I watched ‘Da Vinci Code’ and I really, really liked it. (One has now stopped taking mindless rickshaw rides to save money to visit the Louvre.) I think Tom Hanks was perfectly cast as the quiet and erudite professor and the girl was adorable. Lilting French accent, clear, innocent eyes, ability to run on high heels – is that perfect or what? My favorite character was the ‘Teacher’ though. Wicked, yes, but a wonderful sense of humor. I remember seeing him in some other very popular film, but I can’t remember which one. Maybe he played a role in ‘Gladiator’ or maybe in ‘A Beautiful Mind’ or..I could just keep naming all the Ron Howard films, but it is likely that he has acted for other directors.
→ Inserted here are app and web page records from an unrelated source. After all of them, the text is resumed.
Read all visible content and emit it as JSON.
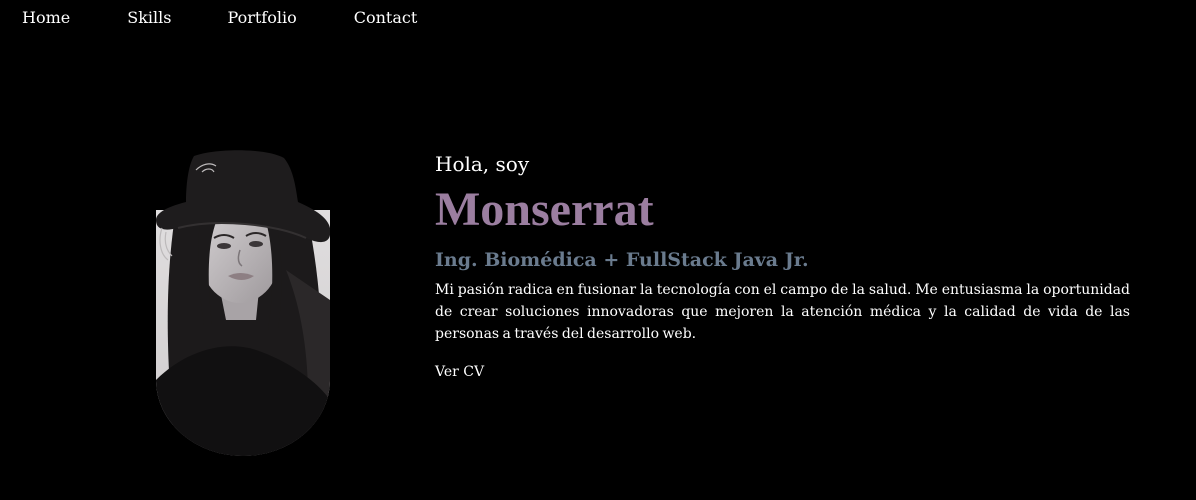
{
  "nav": {
    "items": [
      {
        "label": "Home"
      },
      {
        "label": "Skills"
      },
      {
        "label": "Portfolio"
      },
      {
        "label": "Contact"
      }
    ]
  },
  "hero": {
    "greeting": "Hola, soy",
    "name": "Monserrat",
    "role": "Ing. Biomédica + FullStack Java Jr.",
    "description": "Mi pasión radica en fusionar la tecnología con el campo de la salud. Me entusiasma la oportunidad de crear soluciones innovadoras que mejoren la atención médica y la calidad de vida de las personas a través del desarrollo web.",
    "cv_link": "Ver CV"
  },
  "colors": {
    "background": "#000000",
    "name_accent": "#9b7ea0",
    "role_accent": "#6a7b8e",
    "text": "#ffffff"
  }
}
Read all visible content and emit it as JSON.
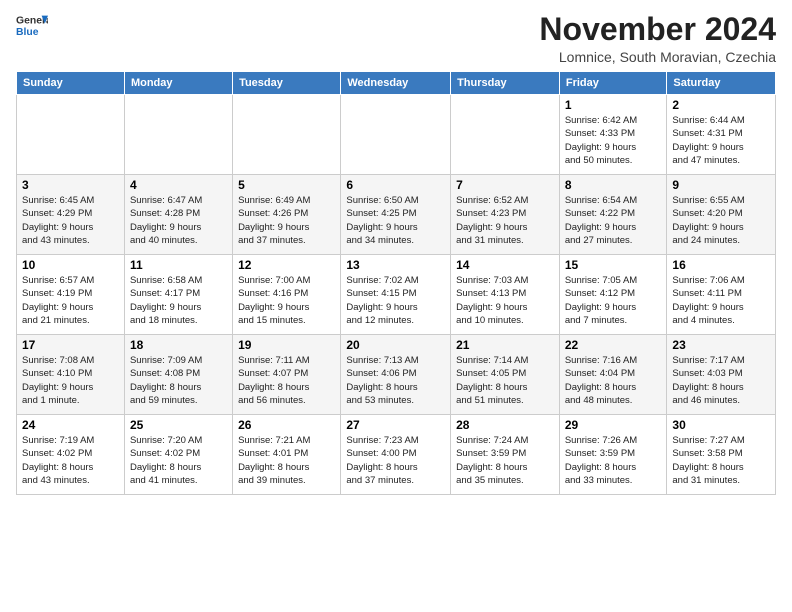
{
  "logo": {
    "line1": "General",
    "line2": "Blue"
  },
  "title": "November 2024",
  "subtitle": "Lomnice, South Moravian, Czechia",
  "days_header": [
    "Sunday",
    "Monday",
    "Tuesday",
    "Wednesday",
    "Thursday",
    "Friday",
    "Saturday"
  ],
  "weeks": [
    [
      {
        "day": "",
        "info": ""
      },
      {
        "day": "",
        "info": ""
      },
      {
        "day": "",
        "info": ""
      },
      {
        "day": "",
        "info": ""
      },
      {
        "day": "",
        "info": ""
      },
      {
        "day": "1",
        "info": "Sunrise: 6:42 AM\nSunset: 4:33 PM\nDaylight: 9 hours\nand 50 minutes."
      },
      {
        "day": "2",
        "info": "Sunrise: 6:44 AM\nSunset: 4:31 PM\nDaylight: 9 hours\nand 47 minutes."
      }
    ],
    [
      {
        "day": "3",
        "info": "Sunrise: 6:45 AM\nSunset: 4:29 PM\nDaylight: 9 hours\nand 43 minutes."
      },
      {
        "day": "4",
        "info": "Sunrise: 6:47 AM\nSunset: 4:28 PM\nDaylight: 9 hours\nand 40 minutes."
      },
      {
        "day": "5",
        "info": "Sunrise: 6:49 AM\nSunset: 4:26 PM\nDaylight: 9 hours\nand 37 minutes."
      },
      {
        "day": "6",
        "info": "Sunrise: 6:50 AM\nSunset: 4:25 PM\nDaylight: 9 hours\nand 34 minutes."
      },
      {
        "day": "7",
        "info": "Sunrise: 6:52 AM\nSunset: 4:23 PM\nDaylight: 9 hours\nand 31 minutes."
      },
      {
        "day": "8",
        "info": "Sunrise: 6:54 AM\nSunset: 4:22 PM\nDaylight: 9 hours\nand 27 minutes."
      },
      {
        "day": "9",
        "info": "Sunrise: 6:55 AM\nSunset: 4:20 PM\nDaylight: 9 hours\nand 24 minutes."
      }
    ],
    [
      {
        "day": "10",
        "info": "Sunrise: 6:57 AM\nSunset: 4:19 PM\nDaylight: 9 hours\nand 21 minutes."
      },
      {
        "day": "11",
        "info": "Sunrise: 6:58 AM\nSunset: 4:17 PM\nDaylight: 9 hours\nand 18 minutes."
      },
      {
        "day": "12",
        "info": "Sunrise: 7:00 AM\nSunset: 4:16 PM\nDaylight: 9 hours\nand 15 minutes."
      },
      {
        "day": "13",
        "info": "Sunrise: 7:02 AM\nSunset: 4:15 PM\nDaylight: 9 hours\nand 12 minutes."
      },
      {
        "day": "14",
        "info": "Sunrise: 7:03 AM\nSunset: 4:13 PM\nDaylight: 9 hours\nand 10 minutes."
      },
      {
        "day": "15",
        "info": "Sunrise: 7:05 AM\nSunset: 4:12 PM\nDaylight: 9 hours\nand 7 minutes."
      },
      {
        "day": "16",
        "info": "Sunrise: 7:06 AM\nSunset: 4:11 PM\nDaylight: 9 hours\nand 4 minutes."
      }
    ],
    [
      {
        "day": "17",
        "info": "Sunrise: 7:08 AM\nSunset: 4:10 PM\nDaylight: 9 hours\nand 1 minute."
      },
      {
        "day": "18",
        "info": "Sunrise: 7:09 AM\nSunset: 4:08 PM\nDaylight: 8 hours\nand 59 minutes."
      },
      {
        "day": "19",
        "info": "Sunrise: 7:11 AM\nSunset: 4:07 PM\nDaylight: 8 hours\nand 56 minutes."
      },
      {
        "day": "20",
        "info": "Sunrise: 7:13 AM\nSunset: 4:06 PM\nDaylight: 8 hours\nand 53 minutes."
      },
      {
        "day": "21",
        "info": "Sunrise: 7:14 AM\nSunset: 4:05 PM\nDaylight: 8 hours\nand 51 minutes."
      },
      {
        "day": "22",
        "info": "Sunrise: 7:16 AM\nSunset: 4:04 PM\nDaylight: 8 hours\nand 48 minutes."
      },
      {
        "day": "23",
        "info": "Sunrise: 7:17 AM\nSunset: 4:03 PM\nDaylight: 8 hours\nand 46 minutes."
      }
    ],
    [
      {
        "day": "24",
        "info": "Sunrise: 7:19 AM\nSunset: 4:02 PM\nDaylight: 8 hours\nand 43 minutes."
      },
      {
        "day": "25",
        "info": "Sunrise: 7:20 AM\nSunset: 4:02 PM\nDaylight: 8 hours\nand 41 minutes."
      },
      {
        "day": "26",
        "info": "Sunrise: 7:21 AM\nSunset: 4:01 PM\nDaylight: 8 hours\nand 39 minutes."
      },
      {
        "day": "27",
        "info": "Sunrise: 7:23 AM\nSunset: 4:00 PM\nDaylight: 8 hours\nand 37 minutes."
      },
      {
        "day": "28",
        "info": "Sunrise: 7:24 AM\nSunset: 3:59 PM\nDaylight: 8 hours\nand 35 minutes."
      },
      {
        "day": "29",
        "info": "Sunrise: 7:26 AM\nSunset: 3:59 PM\nDaylight: 8 hours\nand 33 minutes."
      },
      {
        "day": "30",
        "info": "Sunrise: 7:27 AM\nSunset: 3:58 PM\nDaylight: 8 hours\nand 31 minutes."
      }
    ]
  ]
}
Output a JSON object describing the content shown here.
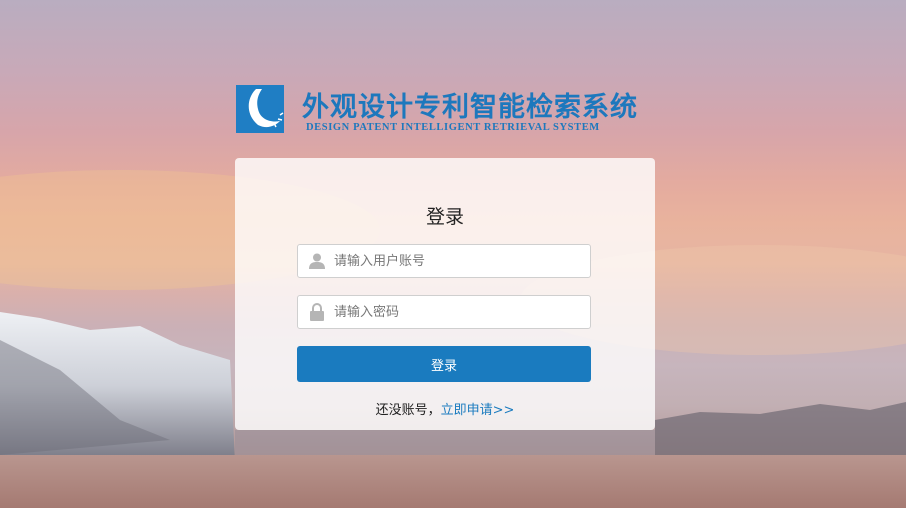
{
  "brand": {
    "title_cn": "外观设计专利智能检索系统",
    "title_en": "DESIGN PATENT INTELLIGENT RETRIEVAL SYSTEM"
  },
  "login": {
    "title": "登录",
    "username_placeholder": "请输入用户账号",
    "password_placeholder": "请输入密码",
    "submit_label": "登录",
    "register_prompt": "还没账号，",
    "register_link": "立即申请>>"
  },
  "colors": {
    "accent": "#1a7bbf",
    "brand": "#1d78bd"
  },
  "icons": [
    "logo-icon",
    "user-icon",
    "lock-icon"
  ]
}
So, as things stand, I have really liked the film. As for it not being as good as the book (as ageless as that contention is), I didn’t think the book was a literary masterpiece either. It was a story waiting to be a screenplay. And that’s what happened. Nice, but not extraordinary and ‘one of the best books ever written?’..I mean, really!
In my opinion, the movies that have really failed the books they are based on have been ‘Godfather’ (all of those Coppola films that went on endlessly.) I understand ‘Godfather’ was also directed by a Peruvian director, who is said to have done more justice to the spirit of the novel but I have my doubts. I have read THE Puzo novel and other Puzo novels, not as familiar but just as good (‘The Sicilian’, for example) sitting on a bench at Bandra Station for 5 hours. That’s how it ‘had’ me. Nothing else comes close. Nothing else ever came close to coming close.
Another book-to-movie letdown is ‘Pride and Prejudice’ (all of them – the TV series, the movies, the TV plays, the ‘produced only for BBC’ shows – every single one of them.) No matter how many times the story of ‘Pride and Prejudice’ is told, re-told, interpreted, adapted, essayed, depicted, etc. etc. you still judge the caliber of the film by how it portrays the spark between Darcy and Elizabeth. It’s a timeless litmus test. You can have the costumes, the settings, the virgin, rough English countryside, excellent walks, well-orchestrated balls, fancy tea-parties…you could even have cast Elizabeth and Mr. Darcy perfectly (they could be great by themselves), but it all boils down to ‘how are they together?’ That play of wind and fire, the jostle of ‘tongue-in-cheek’ charm and ‘pearls-before-swines’ demeanor. While in many movies, Elizabeth rises to the occasion of portraying the classic Jane Austen character, Darcy usually falls short. Somehow, most actors in this role seem to equate sang-froid with looking like a cardboard. And when they must portray their ‘softening’ emotions towards Elizabeth, they are quite reminiscent of a cardboard that got soggy in tap water. The very worst let-down of the aloof gentleman, of course, was the guy with Aishwarya in Bride and Prejudice. Darcy is not supposed to be intimidated by Elizabeth, for God’s sakes. He was more Archie than Darcy, frankly.
Hmm, now getting to the point that I had to make..well…it was an interesting point but now I can’t remember…mustn’t get distracted by people’s screensavers..drat! Yes! I’ve got it now.
While watching ‘Da Vinci Code’, I had the kind of movie experience I hadn’t had in ages.
First, it was House-Full (and not just on the boards near the ticket-counter, but really, there were no empty seats.)
Secondly, and most astoundingly, I didn’t hear one mobile phone call attention to its quotidian purpose of disturbing people at very odd times.
Whatever it be said of the film, it certainly got people to behave.